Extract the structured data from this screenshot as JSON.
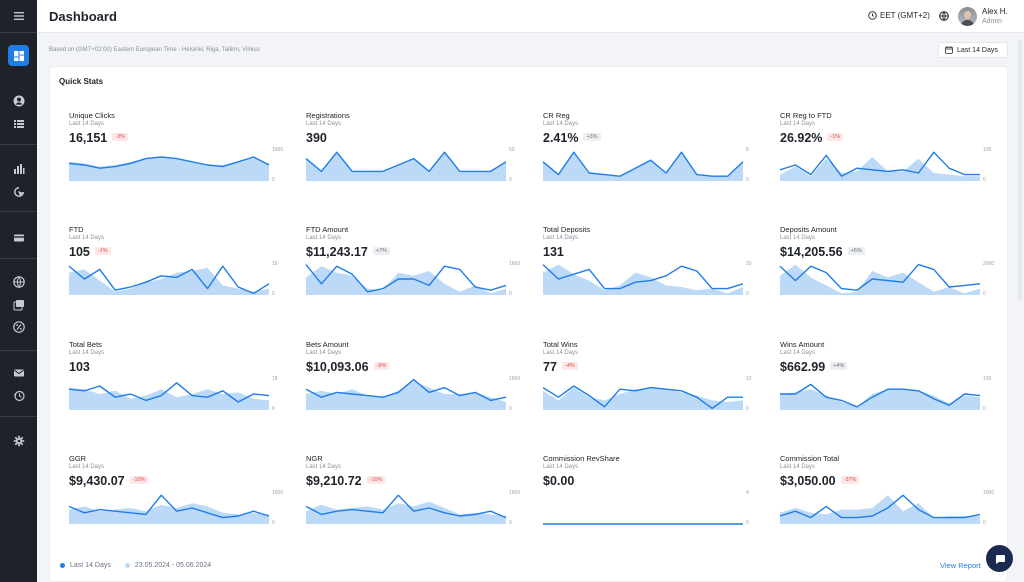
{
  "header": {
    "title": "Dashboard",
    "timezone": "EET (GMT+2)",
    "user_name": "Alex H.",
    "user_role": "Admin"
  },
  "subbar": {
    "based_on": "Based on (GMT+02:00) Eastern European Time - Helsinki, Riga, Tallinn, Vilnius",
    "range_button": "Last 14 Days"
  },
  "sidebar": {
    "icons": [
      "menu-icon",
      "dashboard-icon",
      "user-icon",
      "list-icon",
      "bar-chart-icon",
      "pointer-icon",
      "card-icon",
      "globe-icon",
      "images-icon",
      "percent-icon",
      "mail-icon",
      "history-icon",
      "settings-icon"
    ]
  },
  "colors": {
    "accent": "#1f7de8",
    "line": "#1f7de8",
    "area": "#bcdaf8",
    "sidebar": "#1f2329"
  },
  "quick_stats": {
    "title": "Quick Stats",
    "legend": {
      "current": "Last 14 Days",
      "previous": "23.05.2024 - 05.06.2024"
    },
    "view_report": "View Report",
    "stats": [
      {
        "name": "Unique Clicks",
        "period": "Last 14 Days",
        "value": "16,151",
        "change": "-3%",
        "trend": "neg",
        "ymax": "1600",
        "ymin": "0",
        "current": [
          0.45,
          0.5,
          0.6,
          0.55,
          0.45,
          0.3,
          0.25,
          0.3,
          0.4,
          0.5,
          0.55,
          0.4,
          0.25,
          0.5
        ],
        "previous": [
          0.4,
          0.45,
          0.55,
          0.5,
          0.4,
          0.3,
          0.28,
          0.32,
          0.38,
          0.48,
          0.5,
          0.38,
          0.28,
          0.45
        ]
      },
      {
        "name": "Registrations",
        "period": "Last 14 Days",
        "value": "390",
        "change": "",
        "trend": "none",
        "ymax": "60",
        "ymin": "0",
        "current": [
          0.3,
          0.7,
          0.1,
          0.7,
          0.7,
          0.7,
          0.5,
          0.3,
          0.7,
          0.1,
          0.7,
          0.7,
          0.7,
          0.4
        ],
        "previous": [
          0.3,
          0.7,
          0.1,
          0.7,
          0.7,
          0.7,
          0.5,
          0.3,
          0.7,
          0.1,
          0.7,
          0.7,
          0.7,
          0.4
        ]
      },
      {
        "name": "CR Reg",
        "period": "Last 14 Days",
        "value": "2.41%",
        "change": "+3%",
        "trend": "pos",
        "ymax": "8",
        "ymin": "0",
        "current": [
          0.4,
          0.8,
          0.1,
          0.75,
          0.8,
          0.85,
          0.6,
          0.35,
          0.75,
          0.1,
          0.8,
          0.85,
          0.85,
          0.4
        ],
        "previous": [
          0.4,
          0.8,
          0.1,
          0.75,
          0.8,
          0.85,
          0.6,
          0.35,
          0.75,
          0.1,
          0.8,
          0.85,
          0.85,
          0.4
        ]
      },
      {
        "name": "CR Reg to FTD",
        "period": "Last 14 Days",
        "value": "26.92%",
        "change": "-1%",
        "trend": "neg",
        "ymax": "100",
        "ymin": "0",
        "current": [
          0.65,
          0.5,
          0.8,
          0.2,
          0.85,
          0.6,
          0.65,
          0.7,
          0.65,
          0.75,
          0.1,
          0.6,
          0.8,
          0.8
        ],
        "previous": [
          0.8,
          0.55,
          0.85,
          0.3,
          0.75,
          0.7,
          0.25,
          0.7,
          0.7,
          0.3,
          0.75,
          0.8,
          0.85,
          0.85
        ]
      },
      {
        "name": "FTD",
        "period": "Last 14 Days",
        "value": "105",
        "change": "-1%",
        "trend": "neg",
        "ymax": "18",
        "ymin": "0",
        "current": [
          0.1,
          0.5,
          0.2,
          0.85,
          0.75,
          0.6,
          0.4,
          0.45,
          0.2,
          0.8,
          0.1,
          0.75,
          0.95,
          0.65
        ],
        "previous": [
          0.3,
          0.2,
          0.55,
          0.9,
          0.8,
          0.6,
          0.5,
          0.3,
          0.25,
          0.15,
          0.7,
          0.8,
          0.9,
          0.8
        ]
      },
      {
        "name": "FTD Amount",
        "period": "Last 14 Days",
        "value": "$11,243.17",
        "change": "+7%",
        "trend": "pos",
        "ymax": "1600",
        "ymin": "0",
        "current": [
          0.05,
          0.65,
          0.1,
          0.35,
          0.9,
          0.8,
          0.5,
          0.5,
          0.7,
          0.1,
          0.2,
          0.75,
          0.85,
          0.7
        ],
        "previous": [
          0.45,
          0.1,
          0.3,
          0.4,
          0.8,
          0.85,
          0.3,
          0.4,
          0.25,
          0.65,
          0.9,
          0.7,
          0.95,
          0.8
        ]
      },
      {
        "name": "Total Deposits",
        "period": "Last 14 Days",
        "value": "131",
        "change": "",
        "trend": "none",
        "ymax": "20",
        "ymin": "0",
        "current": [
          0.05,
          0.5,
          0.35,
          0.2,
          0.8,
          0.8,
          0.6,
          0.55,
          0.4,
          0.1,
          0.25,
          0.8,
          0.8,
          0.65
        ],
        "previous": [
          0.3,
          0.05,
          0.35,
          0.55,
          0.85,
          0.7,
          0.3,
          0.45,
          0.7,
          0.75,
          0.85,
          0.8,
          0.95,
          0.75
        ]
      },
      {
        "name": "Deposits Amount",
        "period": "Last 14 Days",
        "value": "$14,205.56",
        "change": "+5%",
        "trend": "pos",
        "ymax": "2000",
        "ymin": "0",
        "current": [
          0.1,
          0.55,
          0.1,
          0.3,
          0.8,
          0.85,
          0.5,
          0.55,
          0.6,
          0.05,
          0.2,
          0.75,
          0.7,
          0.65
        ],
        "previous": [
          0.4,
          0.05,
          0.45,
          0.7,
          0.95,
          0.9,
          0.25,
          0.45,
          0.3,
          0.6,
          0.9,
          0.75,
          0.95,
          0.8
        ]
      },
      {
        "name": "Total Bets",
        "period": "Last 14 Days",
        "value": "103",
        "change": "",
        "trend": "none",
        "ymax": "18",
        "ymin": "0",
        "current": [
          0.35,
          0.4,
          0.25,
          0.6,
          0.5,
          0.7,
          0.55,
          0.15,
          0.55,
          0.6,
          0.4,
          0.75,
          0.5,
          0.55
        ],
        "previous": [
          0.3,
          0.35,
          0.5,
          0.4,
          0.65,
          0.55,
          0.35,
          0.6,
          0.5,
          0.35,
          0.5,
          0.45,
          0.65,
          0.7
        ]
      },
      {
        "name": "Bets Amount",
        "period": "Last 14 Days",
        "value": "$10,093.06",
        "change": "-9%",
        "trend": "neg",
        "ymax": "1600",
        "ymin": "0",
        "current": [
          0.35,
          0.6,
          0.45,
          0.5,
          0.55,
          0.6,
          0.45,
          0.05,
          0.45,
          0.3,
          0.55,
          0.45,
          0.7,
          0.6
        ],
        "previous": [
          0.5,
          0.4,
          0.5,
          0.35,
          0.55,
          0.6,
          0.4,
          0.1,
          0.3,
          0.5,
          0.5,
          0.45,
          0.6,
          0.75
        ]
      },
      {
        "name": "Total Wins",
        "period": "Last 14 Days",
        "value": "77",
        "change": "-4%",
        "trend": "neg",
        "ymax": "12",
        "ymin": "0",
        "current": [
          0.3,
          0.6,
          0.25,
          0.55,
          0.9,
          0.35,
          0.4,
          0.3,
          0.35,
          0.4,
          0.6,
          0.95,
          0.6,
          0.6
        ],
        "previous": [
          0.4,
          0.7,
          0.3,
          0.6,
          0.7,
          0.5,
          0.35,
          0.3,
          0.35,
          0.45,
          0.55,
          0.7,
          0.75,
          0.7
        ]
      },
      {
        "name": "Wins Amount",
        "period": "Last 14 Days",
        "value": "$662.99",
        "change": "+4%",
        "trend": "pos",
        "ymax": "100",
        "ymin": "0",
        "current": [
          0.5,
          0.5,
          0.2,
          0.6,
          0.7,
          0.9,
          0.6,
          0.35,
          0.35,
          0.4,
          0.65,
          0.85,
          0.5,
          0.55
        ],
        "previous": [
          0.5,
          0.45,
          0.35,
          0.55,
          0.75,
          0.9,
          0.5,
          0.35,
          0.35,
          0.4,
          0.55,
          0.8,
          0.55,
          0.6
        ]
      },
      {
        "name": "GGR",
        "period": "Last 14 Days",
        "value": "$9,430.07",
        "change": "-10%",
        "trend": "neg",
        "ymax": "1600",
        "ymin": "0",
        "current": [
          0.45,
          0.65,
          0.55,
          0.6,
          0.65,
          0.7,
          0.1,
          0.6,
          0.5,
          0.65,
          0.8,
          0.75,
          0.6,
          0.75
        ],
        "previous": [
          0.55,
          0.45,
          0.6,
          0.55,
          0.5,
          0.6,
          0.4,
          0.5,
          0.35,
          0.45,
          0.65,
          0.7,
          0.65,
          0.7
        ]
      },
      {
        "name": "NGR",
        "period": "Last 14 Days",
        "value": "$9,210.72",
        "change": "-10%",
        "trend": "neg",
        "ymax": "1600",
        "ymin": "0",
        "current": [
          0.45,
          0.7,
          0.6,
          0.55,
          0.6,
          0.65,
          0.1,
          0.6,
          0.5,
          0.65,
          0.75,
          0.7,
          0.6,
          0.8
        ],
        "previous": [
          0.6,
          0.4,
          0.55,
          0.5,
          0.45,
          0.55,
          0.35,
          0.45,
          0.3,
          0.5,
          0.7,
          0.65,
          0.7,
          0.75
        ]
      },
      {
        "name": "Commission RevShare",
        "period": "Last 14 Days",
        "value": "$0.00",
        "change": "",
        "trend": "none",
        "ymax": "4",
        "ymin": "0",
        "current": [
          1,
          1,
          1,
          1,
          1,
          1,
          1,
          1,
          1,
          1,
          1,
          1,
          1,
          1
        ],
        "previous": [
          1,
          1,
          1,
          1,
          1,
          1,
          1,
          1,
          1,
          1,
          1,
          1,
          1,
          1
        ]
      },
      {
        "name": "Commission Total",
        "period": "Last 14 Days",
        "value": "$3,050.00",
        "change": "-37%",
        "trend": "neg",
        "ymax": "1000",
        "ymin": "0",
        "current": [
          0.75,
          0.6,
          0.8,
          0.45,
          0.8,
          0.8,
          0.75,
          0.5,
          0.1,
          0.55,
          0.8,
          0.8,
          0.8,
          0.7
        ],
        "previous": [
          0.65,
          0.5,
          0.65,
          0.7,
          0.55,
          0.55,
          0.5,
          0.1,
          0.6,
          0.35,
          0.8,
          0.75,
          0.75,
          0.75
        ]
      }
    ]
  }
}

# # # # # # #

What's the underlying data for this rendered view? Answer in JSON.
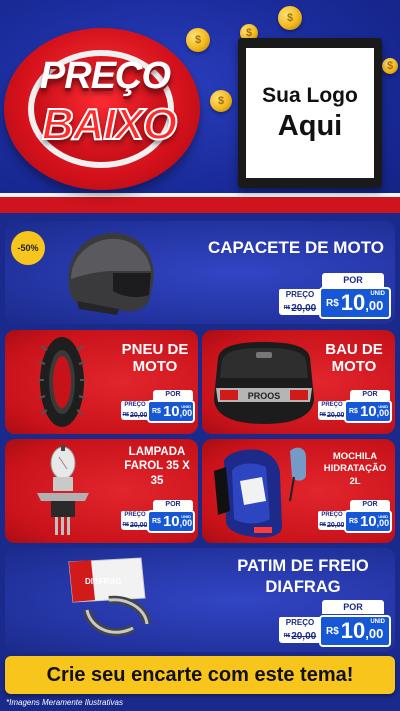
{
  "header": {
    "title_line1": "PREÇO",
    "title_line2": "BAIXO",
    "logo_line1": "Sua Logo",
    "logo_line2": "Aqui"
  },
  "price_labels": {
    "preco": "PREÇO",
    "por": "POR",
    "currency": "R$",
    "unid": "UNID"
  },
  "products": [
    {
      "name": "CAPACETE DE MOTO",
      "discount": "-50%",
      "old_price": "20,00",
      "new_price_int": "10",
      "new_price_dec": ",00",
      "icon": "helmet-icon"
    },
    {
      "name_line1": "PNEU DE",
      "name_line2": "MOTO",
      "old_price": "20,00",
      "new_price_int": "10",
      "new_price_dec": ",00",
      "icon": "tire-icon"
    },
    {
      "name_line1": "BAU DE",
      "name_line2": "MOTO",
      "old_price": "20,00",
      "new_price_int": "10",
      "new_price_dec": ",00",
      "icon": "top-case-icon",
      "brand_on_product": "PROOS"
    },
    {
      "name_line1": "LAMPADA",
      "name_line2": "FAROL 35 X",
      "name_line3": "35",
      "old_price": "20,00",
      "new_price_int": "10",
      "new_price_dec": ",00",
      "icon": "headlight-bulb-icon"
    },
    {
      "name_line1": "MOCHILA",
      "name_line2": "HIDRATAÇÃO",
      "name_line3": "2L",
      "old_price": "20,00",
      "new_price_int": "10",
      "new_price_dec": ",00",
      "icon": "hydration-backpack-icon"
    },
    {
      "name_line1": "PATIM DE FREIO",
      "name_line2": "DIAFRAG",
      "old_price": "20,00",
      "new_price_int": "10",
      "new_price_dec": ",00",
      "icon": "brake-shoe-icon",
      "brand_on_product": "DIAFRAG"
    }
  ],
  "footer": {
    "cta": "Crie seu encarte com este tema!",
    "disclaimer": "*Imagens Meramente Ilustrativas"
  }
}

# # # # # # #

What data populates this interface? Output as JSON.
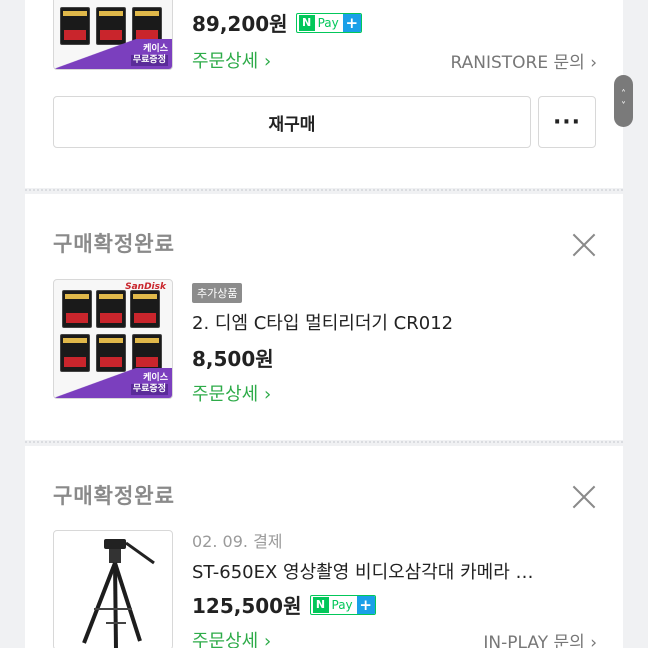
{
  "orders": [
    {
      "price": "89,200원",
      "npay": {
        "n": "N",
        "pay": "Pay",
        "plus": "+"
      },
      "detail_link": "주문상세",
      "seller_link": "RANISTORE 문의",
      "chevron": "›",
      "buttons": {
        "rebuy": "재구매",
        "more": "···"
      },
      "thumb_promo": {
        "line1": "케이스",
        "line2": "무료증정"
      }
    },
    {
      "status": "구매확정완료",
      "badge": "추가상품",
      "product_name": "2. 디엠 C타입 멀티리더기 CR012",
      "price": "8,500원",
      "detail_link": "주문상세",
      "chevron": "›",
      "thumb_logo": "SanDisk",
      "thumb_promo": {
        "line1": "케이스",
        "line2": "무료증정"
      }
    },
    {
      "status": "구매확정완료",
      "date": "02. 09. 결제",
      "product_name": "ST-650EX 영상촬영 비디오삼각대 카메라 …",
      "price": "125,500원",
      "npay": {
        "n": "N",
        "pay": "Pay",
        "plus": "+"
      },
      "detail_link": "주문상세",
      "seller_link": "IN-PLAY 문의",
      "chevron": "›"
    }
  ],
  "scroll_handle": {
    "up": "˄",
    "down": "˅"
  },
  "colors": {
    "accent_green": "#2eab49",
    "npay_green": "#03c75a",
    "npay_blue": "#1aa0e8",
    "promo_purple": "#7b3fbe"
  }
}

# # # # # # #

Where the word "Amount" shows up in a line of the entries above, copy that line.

## OUTPUT OF THE TASK
        "name": "FTD Amount",
        "name": "Deposits Amount",
        "name": "Bets Amount",
        "name": "Wins Amount",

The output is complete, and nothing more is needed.